MADELEINE BRAND, host:
This is DAY TO DAY. I'm Madeleine Brand.
Authorities in Boulder, Colorado are cautioning the public that much more work needs to be done before John Mark Karr can be linked to the murder of 6-year-old JonBenet Ramsey. Karr was arrested in Thailand and he publicly confessed to being involved in the 10-year-old murder at a press conference. But there are serious questions about his story, prompting some people to wonder whether Karr made a false confession.
Well, why might someone make up such a grisly confession? Here's an Explainer from Andy Bowers of the online magazine Slate.

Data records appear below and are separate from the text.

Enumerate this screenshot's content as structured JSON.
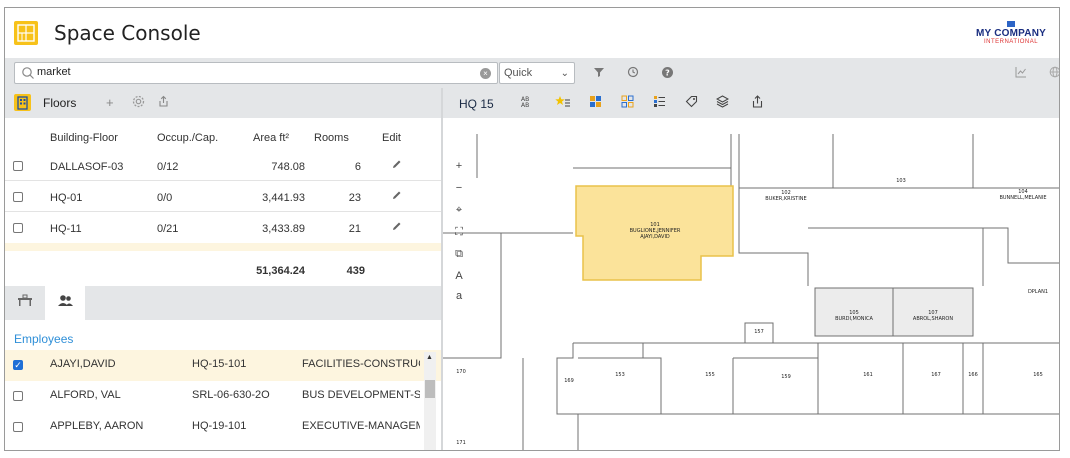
{
  "app": {
    "title": "Space Console"
  },
  "brand": {
    "name": "MY COMPANY",
    "tagline": "INTERNATIONAL"
  },
  "search": {
    "value": "market",
    "mode": "Quick"
  },
  "floors": {
    "title": "Floors",
    "columns": [
      "Building-Floor",
      "Occup./Cap.",
      "Area ft²",
      "Rooms",
      "Edit"
    ],
    "rows": [
      {
        "floor": "DALLASOF-03",
        "occ": "0/12",
        "area": "748.08",
        "rooms": "6"
      },
      {
        "floor": "HQ-01",
        "occ": "0/0",
        "area": "3,441.93",
        "rooms": "23"
      },
      {
        "floor": "HQ-11",
        "occ": "0/21",
        "area": "3,433.89",
        "rooms": "21"
      }
    ],
    "total_area": "51,364.24",
    "total_rooms": "439"
  },
  "employees": {
    "title": "Employees",
    "rows": [
      {
        "name": "AJAYI,DAVID",
        "room": "HQ-15-101",
        "dept": "FACILITIES-CONSTRUCTION",
        "checked": true
      },
      {
        "name": "ALFORD, VAL",
        "room": "SRL-06-630-2O",
        "dept": "BUS DEVELOPMENT-SALES",
        "checked": false
      },
      {
        "name": "APPLEBY, AARON",
        "room": "HQ-19-101",
        "dept": "EXECUTIVE-MANAGEMENT",
        "checked": false
      }
    ]
  },
  "map": {
    "title": "HQ 15",
    "rooms": {
      "r101": "101",
      "r101_line1": "BUGLIONE,JENNIFER",
      "r101_line2": "AJAYI,DAVID",
      "r102": "102",
      "r102_occ": "BUKER,KRISTINE",
      "r103": "103",
      "r104": "104",
      "r104_occ": "BUNNELL,MELANIE",
      "r105": "105",
      "r105_occ": "BURDI,MONICA",
      "r107": "107",
      "r107_occ": "ABROL,SHARON",
      "dplan": "DPLAN1",
      "r157": "157",
      "r153": "153",
      "r155": "155",
      "r159": "159",
      "r161": "161",
      "r167": "167",
      "r166": "166",
      "r165": "165",
      "r169": "169",
      "r170": "170",
      "r171": "171"
    },
    "highlight_color": "#fbe39a"
  }
}
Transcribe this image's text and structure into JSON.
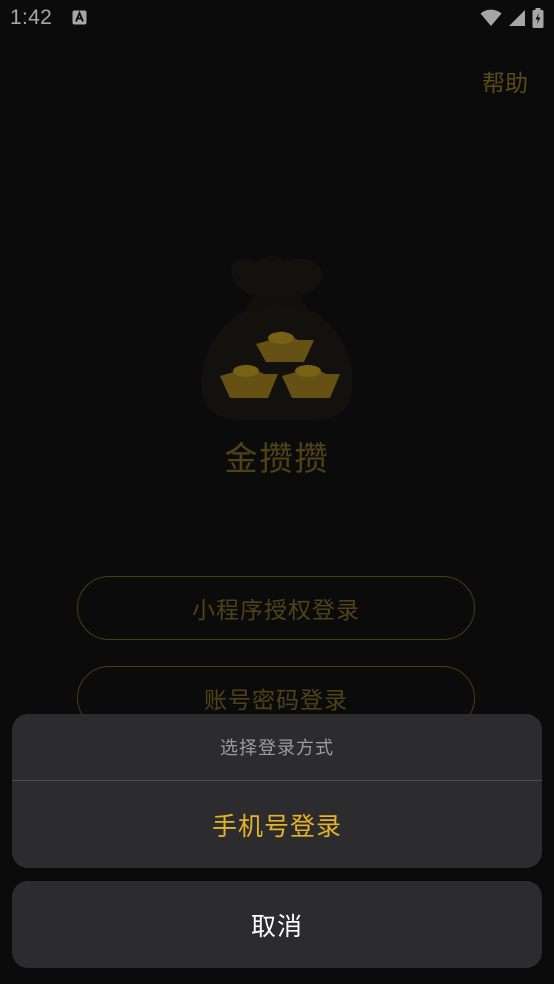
{
  "status_bar": {
    "time": "1:42",
    "notification_icon": "app-notification-icon",
    "icons": [
      "wifi-icon",
      "signal-icon",
      "battery-icon"
    ]
  },
  "header": {
    "help_label": "帮助"
  },
  "app": {
    "name": "金攒攒",
    "logo_icon": "money-bag-gold-ingots-icon"
  },
  "login_options": {
    "mini_program_label": "小程序授权登录",
    "password_label": "账号密码登录"
  },
  "action_sheet": {
    "title": "选择登录方式",
    "items": [
      {
        "label": "手机号登录"
      }
    ],
    "cancel_label": "取消"
  },
  "colors": {
    "background": "#111111",
    "gold_dim": "#7a6624",
    "gold_accent": "#e3b42a",
    "sheet_bg": "#2c2c2e"
  }
}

Mr. ANDY BOWERS (Slate): For notoriety or because he'd become obsessed with the case. Psychologists who study false confessions divide them into voluntary and coerced admissions of guilt. Someone might make a voluntary false confession if he wanted to be famous. Several hundred people claim to have abducted the Lindbergh baby, for example. And more than 30 confessed to the Hollywood Black Dahlia murder in 1940s.
Just a few weeks ago, a prison inmate name Robert Charles Brown confessed to murdering 48 people. Police were instantly suspicious because this number just happens to put him in the company of the nation's most prolific serial murderer, the Green River Killer.
If John Mark Karr did lie to the police, it maybe because he became so immersed in the high profile case that he started to think he'd committed the crime. Reports say Karr had been working for several years on a book about JonBenet's murder and about child murders in general.
A similar obsession seems to have led crime novel buff Lavern Pavlinac to implicate herself and her boyfriend in an Oregon murder in 1990. Both were convicted of the crime but were released five years later when the so-called Happy Face Killer admitted to being the true culprit. Pavlinac later said she'd made the confession to escape an abusive relationship. Her boyfriend said he'd confessed to avoid getting the death penalty.
Experts say that false confessions are much more often coerced than voluntary. Innocent people, like Pavlinac's boyfriend, can admit guilt to avoid harsher punishment. Police can also push a suspect to question her own recollection of events or to create false memories. In general, young people with low IQs are considered the most vulnerable to this kind of false confession.
BRAND: Andy Bowers is a Slate senior editor. And that Explainer was compiled by Daniel Engber.